ACTION ITEM
Would you repeat, exactly as given, the line with "Transcribe this image's" and every line after it to the end of the entries?

[LISTED RECORDS Boundary: Start]

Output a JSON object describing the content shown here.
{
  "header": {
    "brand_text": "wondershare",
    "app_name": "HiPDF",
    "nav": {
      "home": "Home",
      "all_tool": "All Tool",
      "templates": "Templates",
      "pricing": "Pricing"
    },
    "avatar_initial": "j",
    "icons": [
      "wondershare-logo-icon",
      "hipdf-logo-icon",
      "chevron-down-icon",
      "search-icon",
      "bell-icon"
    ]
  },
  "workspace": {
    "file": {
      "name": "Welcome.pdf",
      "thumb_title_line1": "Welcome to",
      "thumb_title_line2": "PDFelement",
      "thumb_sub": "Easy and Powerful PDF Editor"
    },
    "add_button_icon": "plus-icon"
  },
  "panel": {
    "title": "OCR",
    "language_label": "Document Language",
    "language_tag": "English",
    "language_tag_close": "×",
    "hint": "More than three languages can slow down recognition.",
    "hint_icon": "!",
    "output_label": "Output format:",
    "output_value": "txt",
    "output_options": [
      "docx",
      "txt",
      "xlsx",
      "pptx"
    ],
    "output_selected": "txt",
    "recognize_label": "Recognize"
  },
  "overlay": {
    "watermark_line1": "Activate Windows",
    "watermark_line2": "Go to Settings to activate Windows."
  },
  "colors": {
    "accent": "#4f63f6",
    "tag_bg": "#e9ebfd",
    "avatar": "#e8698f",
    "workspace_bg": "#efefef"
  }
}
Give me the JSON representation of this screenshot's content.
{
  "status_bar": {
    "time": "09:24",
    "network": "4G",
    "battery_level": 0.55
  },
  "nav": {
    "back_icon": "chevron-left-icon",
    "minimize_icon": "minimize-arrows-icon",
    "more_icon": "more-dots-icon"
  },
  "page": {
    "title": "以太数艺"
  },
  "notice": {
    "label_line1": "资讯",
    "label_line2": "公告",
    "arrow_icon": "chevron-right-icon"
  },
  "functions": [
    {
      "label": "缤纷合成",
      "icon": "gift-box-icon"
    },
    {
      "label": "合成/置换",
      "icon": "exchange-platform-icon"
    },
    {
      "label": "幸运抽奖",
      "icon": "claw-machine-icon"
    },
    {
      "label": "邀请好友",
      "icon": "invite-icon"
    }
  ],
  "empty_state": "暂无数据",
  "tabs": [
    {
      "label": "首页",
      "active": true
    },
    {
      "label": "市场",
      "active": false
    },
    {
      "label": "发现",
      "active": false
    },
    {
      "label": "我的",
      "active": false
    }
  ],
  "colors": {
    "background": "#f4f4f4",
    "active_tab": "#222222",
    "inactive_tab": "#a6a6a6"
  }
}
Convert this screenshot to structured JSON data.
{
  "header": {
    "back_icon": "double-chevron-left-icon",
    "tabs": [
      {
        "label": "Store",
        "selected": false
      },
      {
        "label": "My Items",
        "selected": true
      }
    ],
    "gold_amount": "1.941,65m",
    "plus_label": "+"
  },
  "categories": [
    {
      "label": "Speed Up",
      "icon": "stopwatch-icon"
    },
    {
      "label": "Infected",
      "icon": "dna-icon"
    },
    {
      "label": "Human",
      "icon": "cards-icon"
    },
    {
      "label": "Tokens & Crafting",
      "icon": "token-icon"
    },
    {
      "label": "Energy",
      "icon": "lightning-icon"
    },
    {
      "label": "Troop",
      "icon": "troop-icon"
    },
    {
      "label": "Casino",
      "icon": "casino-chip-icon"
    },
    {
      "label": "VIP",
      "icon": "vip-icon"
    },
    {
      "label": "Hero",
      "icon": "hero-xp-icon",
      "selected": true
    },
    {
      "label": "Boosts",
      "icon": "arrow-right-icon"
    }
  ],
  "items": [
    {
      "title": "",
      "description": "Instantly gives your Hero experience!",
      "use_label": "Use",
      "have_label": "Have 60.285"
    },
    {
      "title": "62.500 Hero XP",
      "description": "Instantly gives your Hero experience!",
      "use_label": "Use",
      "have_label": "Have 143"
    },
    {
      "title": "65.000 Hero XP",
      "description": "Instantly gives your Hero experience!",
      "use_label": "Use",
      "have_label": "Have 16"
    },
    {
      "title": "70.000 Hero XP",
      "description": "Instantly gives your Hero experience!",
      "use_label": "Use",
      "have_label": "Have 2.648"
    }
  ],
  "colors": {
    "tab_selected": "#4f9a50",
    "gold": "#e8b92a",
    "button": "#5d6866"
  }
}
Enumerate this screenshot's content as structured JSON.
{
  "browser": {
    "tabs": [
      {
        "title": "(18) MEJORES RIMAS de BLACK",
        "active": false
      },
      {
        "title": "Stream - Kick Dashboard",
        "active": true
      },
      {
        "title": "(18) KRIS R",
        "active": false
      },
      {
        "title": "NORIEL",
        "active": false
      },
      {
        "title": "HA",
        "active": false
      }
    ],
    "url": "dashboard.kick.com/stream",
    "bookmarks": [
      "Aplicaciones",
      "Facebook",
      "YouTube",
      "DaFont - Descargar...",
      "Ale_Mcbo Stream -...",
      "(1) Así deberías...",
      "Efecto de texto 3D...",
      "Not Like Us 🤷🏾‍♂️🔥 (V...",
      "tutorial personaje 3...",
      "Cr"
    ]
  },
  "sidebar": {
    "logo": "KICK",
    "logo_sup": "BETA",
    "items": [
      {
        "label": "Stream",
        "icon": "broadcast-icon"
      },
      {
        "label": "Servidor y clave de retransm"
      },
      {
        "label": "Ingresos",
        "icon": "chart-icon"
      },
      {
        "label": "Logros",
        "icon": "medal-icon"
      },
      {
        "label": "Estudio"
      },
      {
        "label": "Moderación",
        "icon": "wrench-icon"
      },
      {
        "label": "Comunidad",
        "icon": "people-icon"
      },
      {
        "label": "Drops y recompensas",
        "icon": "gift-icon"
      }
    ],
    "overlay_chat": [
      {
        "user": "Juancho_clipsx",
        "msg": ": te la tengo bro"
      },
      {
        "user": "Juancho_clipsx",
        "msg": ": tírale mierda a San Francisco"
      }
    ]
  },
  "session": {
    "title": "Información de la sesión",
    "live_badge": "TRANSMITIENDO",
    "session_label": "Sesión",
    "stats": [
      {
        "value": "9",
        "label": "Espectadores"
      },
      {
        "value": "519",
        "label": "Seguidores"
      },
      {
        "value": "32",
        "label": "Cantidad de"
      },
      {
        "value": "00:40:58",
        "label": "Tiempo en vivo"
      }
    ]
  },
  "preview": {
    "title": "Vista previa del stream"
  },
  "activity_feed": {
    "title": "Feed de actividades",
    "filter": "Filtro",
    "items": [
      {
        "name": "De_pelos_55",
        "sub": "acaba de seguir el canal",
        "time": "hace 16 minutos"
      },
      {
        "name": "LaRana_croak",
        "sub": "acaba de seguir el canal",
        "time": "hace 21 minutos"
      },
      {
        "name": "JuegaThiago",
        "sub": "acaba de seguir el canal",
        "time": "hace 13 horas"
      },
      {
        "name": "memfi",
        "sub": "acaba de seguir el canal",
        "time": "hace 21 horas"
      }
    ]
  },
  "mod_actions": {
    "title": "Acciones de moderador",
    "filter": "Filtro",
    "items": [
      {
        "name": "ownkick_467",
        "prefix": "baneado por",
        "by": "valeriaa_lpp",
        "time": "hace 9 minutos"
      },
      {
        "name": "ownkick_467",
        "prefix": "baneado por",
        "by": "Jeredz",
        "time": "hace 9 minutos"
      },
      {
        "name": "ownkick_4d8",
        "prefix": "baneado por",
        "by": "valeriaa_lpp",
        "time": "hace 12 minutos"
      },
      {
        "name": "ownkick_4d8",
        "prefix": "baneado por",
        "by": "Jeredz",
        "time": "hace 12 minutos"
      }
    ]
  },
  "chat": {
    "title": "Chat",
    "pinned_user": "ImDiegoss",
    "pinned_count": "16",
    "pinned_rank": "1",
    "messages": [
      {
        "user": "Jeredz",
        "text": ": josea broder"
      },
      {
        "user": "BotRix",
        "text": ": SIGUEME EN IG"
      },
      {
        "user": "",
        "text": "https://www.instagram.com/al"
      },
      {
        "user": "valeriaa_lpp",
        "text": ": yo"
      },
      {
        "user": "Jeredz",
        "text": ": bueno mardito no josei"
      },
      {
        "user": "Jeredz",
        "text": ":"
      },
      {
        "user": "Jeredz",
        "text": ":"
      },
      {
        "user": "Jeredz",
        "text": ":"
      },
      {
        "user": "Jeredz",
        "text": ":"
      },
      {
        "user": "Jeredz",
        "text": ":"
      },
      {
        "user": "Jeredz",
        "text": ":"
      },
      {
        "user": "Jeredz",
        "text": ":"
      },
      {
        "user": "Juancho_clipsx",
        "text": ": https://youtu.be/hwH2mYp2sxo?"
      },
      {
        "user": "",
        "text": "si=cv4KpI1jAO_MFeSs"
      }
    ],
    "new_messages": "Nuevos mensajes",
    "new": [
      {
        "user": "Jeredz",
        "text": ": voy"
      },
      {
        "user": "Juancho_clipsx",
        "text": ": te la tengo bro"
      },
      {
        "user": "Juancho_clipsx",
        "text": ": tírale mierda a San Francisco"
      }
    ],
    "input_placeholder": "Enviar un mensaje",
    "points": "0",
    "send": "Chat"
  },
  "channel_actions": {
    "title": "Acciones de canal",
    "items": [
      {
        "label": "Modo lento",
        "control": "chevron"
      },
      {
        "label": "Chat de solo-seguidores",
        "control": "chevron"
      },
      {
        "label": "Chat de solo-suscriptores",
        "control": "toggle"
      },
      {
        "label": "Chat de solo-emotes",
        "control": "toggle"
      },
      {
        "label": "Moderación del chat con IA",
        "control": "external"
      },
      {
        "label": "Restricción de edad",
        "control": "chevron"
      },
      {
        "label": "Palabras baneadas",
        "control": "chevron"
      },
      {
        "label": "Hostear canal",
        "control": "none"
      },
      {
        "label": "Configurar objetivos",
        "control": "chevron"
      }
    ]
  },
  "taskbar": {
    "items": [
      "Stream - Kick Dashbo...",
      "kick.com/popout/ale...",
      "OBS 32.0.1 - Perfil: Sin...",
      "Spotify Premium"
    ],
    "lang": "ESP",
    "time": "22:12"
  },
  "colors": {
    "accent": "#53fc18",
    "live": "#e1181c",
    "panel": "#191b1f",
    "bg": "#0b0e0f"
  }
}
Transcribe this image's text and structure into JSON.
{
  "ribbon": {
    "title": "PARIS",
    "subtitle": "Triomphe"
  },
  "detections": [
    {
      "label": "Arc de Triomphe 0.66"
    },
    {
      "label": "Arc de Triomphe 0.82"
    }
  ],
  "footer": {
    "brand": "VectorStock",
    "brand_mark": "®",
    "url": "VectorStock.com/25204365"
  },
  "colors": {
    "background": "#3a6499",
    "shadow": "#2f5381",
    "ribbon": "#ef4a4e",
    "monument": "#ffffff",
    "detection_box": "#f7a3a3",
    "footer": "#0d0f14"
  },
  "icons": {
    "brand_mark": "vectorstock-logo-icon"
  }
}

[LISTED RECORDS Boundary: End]

RESPONSE TO THE EXERCISE
Transcribe this image's text and structure into JSON.
{
  "ribbon": {
    "title": "PARIS",
    "subtitle": "Triomphe"
  },
  "detections": [
    {
      "label": "Arc de Triomphe 0.66"
    },
    {
      "label": "Arc de Triomphe 0.82"
    }
  ],
  "footer": {
    "brand": "VectorStock",
    "brand_mark": "®",
    "url": "VectorStock.com/25204365"
  },
  "colors": {
    "background": "#3a6499",
    "shadow": "#2f5381",
    "ribbon": "#ef4a4e",
    "monument": "#ffffff",
    "detection_box": "#f7a3a3",
    "footer": "#0d0f14"
  },
  "icons": {
    "brand_mark": "vectorstock-logo-icon"
  }
}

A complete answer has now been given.